Data section:
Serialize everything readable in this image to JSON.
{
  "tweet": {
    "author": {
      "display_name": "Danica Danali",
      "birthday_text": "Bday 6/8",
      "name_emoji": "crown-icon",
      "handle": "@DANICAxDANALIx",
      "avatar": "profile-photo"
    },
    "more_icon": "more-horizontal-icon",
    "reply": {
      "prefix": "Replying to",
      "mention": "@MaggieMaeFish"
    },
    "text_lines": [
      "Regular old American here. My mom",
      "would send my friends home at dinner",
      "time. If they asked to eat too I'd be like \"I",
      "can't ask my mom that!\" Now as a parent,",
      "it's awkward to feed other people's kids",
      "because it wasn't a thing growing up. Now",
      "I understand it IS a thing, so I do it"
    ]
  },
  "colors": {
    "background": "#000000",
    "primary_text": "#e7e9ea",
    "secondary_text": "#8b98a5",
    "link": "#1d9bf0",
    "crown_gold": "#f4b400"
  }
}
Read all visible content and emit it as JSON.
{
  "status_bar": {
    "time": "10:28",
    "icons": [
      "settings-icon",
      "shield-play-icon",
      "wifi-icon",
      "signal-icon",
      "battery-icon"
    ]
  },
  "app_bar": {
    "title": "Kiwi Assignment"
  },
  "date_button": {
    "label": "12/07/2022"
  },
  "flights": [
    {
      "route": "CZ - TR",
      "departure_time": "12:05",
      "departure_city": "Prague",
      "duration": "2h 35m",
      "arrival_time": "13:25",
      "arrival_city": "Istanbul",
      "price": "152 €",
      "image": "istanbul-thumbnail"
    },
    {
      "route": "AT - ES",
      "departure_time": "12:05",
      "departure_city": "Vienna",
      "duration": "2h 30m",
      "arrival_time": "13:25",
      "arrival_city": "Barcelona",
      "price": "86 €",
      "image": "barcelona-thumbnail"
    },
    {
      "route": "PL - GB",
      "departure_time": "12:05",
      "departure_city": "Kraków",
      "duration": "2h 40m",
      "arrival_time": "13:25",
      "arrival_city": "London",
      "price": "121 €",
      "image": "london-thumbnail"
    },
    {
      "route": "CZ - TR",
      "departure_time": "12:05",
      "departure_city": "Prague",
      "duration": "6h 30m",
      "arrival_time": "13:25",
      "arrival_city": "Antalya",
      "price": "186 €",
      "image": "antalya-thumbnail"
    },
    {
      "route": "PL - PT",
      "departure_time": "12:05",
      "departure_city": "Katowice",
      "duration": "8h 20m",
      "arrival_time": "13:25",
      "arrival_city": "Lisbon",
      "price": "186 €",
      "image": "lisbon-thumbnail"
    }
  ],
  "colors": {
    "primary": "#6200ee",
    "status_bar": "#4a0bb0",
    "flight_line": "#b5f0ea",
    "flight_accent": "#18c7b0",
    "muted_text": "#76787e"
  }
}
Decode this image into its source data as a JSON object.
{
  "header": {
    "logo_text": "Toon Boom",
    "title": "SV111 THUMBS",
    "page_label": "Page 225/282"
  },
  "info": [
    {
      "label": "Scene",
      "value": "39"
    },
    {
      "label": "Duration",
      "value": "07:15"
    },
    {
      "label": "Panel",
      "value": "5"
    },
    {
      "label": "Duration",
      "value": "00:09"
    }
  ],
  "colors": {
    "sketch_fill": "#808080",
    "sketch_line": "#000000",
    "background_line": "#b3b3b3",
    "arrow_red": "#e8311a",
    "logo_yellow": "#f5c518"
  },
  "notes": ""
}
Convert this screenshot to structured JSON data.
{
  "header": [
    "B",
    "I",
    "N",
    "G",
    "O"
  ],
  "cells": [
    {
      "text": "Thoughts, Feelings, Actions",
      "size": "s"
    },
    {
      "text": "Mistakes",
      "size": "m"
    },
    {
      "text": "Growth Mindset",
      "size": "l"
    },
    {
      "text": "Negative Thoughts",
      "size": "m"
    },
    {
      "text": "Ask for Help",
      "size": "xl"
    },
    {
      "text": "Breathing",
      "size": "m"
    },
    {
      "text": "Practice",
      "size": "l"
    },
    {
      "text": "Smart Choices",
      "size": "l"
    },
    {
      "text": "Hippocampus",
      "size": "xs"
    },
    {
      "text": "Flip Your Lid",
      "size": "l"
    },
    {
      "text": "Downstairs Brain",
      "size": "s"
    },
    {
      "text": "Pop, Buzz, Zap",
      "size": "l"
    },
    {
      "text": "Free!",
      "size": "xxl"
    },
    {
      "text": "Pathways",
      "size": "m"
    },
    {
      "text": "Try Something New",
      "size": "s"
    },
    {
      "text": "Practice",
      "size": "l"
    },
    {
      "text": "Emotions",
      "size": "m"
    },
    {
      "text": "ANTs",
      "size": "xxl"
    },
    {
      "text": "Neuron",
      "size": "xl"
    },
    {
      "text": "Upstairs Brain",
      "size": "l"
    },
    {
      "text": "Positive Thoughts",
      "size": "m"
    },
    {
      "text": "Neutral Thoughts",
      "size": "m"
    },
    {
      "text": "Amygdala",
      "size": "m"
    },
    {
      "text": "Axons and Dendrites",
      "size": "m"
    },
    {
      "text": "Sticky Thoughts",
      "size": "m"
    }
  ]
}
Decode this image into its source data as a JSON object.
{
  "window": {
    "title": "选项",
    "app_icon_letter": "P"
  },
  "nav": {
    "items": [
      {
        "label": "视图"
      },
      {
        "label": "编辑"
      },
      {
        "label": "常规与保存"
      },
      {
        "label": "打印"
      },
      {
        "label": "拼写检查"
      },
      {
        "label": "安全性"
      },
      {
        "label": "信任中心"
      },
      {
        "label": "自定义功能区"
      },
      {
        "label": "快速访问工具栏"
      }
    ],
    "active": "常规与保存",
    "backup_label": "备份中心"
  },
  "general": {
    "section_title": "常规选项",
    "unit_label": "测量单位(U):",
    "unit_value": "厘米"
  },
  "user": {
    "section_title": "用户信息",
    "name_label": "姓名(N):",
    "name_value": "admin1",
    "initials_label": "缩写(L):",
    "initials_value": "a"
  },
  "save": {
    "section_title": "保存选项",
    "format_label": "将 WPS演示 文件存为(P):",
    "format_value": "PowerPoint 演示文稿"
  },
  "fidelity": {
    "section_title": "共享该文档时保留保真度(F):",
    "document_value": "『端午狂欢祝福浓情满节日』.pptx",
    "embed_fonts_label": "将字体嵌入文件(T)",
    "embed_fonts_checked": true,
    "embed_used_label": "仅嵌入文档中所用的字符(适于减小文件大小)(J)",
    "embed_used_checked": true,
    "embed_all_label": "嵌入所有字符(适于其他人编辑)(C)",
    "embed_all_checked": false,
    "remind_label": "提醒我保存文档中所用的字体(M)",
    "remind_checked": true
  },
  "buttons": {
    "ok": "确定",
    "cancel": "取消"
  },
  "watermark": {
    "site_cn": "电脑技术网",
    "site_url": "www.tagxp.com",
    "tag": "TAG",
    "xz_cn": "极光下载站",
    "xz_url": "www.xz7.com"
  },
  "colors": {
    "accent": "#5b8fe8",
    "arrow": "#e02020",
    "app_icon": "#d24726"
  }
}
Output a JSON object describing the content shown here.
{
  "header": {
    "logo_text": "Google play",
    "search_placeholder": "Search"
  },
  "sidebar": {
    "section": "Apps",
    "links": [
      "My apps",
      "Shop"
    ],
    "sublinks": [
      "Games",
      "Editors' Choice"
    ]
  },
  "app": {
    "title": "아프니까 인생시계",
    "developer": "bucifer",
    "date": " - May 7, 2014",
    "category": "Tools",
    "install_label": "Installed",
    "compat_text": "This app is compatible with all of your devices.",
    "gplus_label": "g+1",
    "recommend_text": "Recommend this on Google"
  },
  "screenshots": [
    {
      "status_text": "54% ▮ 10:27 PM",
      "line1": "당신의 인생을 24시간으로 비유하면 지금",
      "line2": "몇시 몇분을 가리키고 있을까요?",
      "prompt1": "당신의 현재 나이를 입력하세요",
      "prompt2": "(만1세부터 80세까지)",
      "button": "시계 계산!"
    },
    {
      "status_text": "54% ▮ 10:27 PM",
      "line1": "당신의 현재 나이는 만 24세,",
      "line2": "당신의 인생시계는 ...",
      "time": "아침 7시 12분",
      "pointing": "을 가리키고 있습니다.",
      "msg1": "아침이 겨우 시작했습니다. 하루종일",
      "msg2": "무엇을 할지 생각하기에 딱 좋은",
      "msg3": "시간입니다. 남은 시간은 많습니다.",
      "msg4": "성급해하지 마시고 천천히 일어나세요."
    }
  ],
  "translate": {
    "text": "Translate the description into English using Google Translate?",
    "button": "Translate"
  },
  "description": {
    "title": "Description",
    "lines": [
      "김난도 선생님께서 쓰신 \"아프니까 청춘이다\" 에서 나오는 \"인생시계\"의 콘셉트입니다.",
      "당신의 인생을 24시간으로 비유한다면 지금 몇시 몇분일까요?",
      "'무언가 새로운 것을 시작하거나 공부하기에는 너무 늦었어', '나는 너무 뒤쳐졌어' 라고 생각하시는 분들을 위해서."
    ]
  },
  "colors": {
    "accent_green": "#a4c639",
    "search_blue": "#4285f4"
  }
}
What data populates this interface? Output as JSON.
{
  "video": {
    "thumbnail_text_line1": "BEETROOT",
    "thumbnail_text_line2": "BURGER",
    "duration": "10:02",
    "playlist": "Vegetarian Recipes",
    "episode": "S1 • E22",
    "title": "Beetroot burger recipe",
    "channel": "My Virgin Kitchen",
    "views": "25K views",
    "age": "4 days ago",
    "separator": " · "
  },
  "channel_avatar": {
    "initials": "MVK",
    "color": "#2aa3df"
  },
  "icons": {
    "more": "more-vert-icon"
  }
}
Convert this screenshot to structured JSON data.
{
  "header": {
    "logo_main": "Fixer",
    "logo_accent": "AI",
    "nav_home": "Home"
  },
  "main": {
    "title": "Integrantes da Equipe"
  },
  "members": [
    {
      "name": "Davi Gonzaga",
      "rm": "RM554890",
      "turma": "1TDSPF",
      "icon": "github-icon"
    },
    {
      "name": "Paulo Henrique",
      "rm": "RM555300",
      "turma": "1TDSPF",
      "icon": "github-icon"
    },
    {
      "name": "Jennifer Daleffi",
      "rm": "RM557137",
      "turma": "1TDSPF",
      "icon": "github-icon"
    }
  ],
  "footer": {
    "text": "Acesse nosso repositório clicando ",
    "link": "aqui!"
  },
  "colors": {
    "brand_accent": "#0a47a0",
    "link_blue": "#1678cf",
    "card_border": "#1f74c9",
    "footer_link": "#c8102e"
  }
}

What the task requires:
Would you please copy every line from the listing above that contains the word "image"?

Solution:
Serialize everything readable in this image to JSON.
      "image": "istanbul-thumbnail"
      "image": "barcelona-thumbnail"
      "image": "london-thumbnail"
      "image": "antalya-thumbnail"
      "image": "lisbon-thumbnail"
Decode this image into its source data as a JSON object.
Decode this image into its source data as a JSON object.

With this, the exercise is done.